What is the definition of a Holiday Let
The legal status of a Holiday Let is clearly understood & specifically recognised in housing legislation, as well as local government and taxation directives.
Short Stay Lettings however for visitors who are not on holiday are not so clearly categorised, and are currently under scrutiny by the government and it is expected that short let properties that do not qualify as holiday lets will be become properly regulated within the next 12 months or so.
It is likely that a considerable number of Airbnb type properties ( especially leasehold apartments ) will not meet the requirements of any new regulations and be removed from the market.
The fact that Airbnb describes people as ‘hosts’ and ‘guests’ does not change their occupation rights.
In order to have a Holiday Let the occupant must be genuinely on holiday. In other words…
If the occupant gets up late, puts on shorts and sandals and a baseball cap and goes out in the garden to kick a football about with a young son then more than likely that person is on holiday.
If, however, the occupant gets up early, dresses in a business suit and leaves the property with a briefcase, brolly and bowler hat and catches the 7.00am train then that person is most definitely not on holiday.
Why is a Holiday Let status desirable?
- Your holiday let property is exempt from the current Housing Acts and letting regulations.
- Your guests cannot claim any rights to security of tenure, so must vacate the property when asked to do so.
- You can qualify as a Furnished Holiday Let status with the Inland Revenue.
Read more about:
Furnished Holiday Let Status
Tax advantages & pension benefits for furnished holiday lets.
Tessa J Shepperson – a specialist landlord & tenant lawyer and a director of Landlord Law Services adds:
When is a tenancy a tenancy and when is it a Holiday Let – and where does an airbnb ‘let’ fit in?
Assured Shorthold Tenancies – this is the ‘default’ tenancy type which will be created (under the Housing Act 1988) unless one of the legal exceptions apply. The exceptions are all set out in Schedule 1 of the Act. Most of them will not apply in an Airbnb situation.
A tenancy is not normally created if you can prove:

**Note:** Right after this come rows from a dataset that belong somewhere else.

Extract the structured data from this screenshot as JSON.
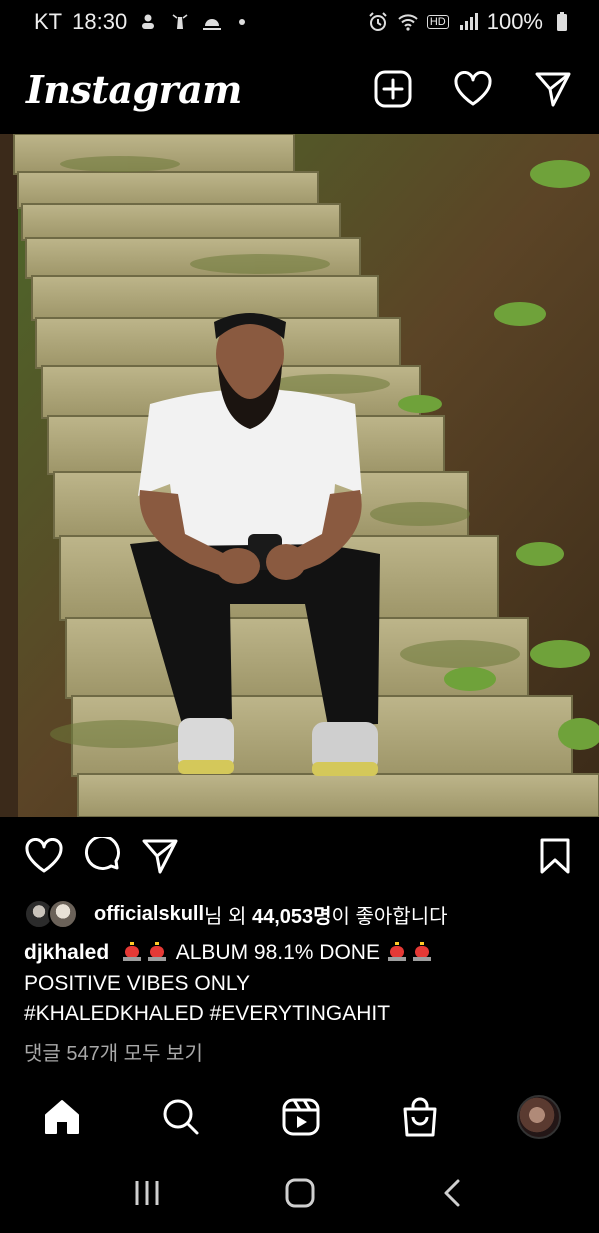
{
  "status_bar": {
    "carrier": "KT",
    "time": "18:30",
    "battery": "100%",
    "hd_label": "HD"
  },
  "header": {
    "logo": "Instagram"
  },
  "post": {
    "liked_by_user": "officialskull",
    "likes_prefix_suffix": "님 외",
    "likes_count": "44,053명",
    "likes_suffix": "이 좋아합니다",
    "caption_user": "djkhaled",
    "caption_line1": "ALBUM 98.1% DONE",
    "caption_line2": "POSITIVE VIBES ONLY",
    "caption_line3": "#KHALEDKHALED #EVERYTINGAHIT",
    "view_comments": "댓글 547개 모두 보기"
  },
  "colors": {
    "background": "#000000",
    "text": "#ffffff",
    "muted": "#a8a8a8"
  }
}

Holiday Let Status – this is where a property is let for the purpose of a holiday only. Generally, this will be where the guest has a main home elsewhere and the let is for less than three months. However, these last two on their own do not necessarily mean it is a holiday let, so it is best to actually say in your agreement (if you use one) that the property is being let solely for the purpose of a holiday.
Resident Landlord Status – this is where the landlord lives in self-contained accommodation in the same building, e.g. a granny annex or ‘garden flat’.

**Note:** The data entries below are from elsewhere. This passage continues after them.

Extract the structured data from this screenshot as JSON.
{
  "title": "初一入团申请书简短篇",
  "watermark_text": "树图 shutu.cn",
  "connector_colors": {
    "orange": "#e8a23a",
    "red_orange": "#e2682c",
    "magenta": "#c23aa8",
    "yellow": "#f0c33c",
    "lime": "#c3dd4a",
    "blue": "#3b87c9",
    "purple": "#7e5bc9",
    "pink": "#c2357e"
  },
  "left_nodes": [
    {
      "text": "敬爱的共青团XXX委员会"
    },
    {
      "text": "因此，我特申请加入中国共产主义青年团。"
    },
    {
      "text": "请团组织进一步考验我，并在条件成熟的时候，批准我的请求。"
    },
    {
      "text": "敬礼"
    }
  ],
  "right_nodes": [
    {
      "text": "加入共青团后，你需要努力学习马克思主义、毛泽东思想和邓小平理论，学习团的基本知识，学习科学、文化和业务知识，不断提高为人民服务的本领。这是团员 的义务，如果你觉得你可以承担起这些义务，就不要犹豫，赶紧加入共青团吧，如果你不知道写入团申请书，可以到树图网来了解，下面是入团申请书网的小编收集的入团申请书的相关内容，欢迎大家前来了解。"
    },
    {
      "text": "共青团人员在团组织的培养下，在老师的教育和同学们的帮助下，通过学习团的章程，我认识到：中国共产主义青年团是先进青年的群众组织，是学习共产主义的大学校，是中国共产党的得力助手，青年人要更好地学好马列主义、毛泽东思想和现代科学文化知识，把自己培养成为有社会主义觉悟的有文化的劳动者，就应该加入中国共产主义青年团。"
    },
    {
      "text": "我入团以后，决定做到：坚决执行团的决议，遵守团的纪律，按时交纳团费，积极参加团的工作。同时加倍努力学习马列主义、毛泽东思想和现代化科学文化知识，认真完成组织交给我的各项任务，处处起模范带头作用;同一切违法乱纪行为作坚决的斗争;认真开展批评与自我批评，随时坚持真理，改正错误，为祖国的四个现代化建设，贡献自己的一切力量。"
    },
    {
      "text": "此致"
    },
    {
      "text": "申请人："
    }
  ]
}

The Housing Act 1988 (as amended by the Housing Act 1996) clearly laid down the definition of an Assured Tenancy…
- The property is to be let to an individual(s)
- The property is to be used as that individual’s sole or principle residence
- The annual rent is less than £100,000
- The Landlord is not deemed to be a resident landlord or holiday let.
If all of these points are met then it is a fact that the property will be let under an Assured Shorthold Tenancy. It is not up to any person to decide that a let is anything other than an AST if the law says that it is indeed an AST.